(Input data)
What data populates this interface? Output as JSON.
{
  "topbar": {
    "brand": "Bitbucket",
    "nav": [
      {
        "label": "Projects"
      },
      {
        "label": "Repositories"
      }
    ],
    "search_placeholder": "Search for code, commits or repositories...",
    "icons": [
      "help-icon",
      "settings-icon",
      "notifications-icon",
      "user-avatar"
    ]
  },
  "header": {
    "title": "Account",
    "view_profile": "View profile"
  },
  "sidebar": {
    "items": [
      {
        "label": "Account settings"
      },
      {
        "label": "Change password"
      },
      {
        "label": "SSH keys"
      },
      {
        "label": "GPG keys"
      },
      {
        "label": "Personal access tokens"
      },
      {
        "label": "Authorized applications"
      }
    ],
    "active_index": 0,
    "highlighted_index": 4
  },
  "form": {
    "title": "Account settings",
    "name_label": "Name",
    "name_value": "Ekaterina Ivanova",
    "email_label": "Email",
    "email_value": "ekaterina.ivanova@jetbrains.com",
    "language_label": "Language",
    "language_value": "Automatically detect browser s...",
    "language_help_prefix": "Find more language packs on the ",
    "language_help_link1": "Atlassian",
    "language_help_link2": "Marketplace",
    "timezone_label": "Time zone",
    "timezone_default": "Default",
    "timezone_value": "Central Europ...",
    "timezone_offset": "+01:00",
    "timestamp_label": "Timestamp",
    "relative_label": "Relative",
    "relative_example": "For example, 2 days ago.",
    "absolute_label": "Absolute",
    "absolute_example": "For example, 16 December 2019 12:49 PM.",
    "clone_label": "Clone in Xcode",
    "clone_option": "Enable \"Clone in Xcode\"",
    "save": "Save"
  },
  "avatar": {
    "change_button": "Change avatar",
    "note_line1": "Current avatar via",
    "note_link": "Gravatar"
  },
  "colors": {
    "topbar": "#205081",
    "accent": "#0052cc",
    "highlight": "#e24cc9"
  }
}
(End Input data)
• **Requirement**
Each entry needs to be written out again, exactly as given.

• **Answer**
What data populates this interface? Output as JSON.
{
  "topbar": {
    "brand": "Bitbucket",
    "nav": [
      {
        "label": "Projects"
      },
      {
        "label": "Repositories"
      }
    ],
    "search_placeholder": "Search for code, commits or repositories...",
    "icons": [
      "help-icon",
      "settings-icon",
      "notifications-icon",
      "user-avatar"
    ]
  },
  "header": {
    "title": "Account",
    "view_profile": "View profile"
  },
  "sidebar": {
    "items": [
      {
        "label": "Account settings"
      },
      {
        "label": "Change password"
      },
      {
        "label": "SSH keys"
      },
      {
        "label": "GPG keys"
      },
      {
        "label": "Personal access tokens"
      },
      {
        "label": "Authorized applications"
      }
    ],
    "active_index": 0,
    "highlighted_index": 4
  },
  "form": {
    "title": "Account settings",
    "name_label": "Name",
    "name_value": "Ekaterina Ivanova",
    "email_label": "Email",
    "email_value": "ekaterina.ivanova@jetbrains.com",
    "language_label": "Language",
    "language_value": "Automatically detect browser s...",
    "language_help_prefix": "Find more language packs on the ",
    "language_help_link1": "Atlassian",
    "language_help_link2": "Marketplace",
    "timezone_label": "Time zone",
    "timezone_default": "Default",
    "timezone_value": "Central Europ...",
    "timezone_offset": "+01:00",
    "timestamp_label": "Timestamp",
    "relative_label": "Relative",
    "relative_example": "For example, 2 days ago.",
    "absolute_label": "Absolute",
    "absolute_example": "For example, 16 December 2019 12:49 PM.",
    "clone_label": "Clone in Xcode",
    "clone_option": "Enable \"Clone in Xcode\"",
    "save": "Save"
  },
  "avatar": {
    "change_button": "Change avatar",
    "note_line1": "Current avatar via",
    "note_link": "Gravatar"
  },
  "colors": {
    "topbar": "#205081",
    "accent": "#0052cc",
    "highlight": "#e24cc9"
  }
}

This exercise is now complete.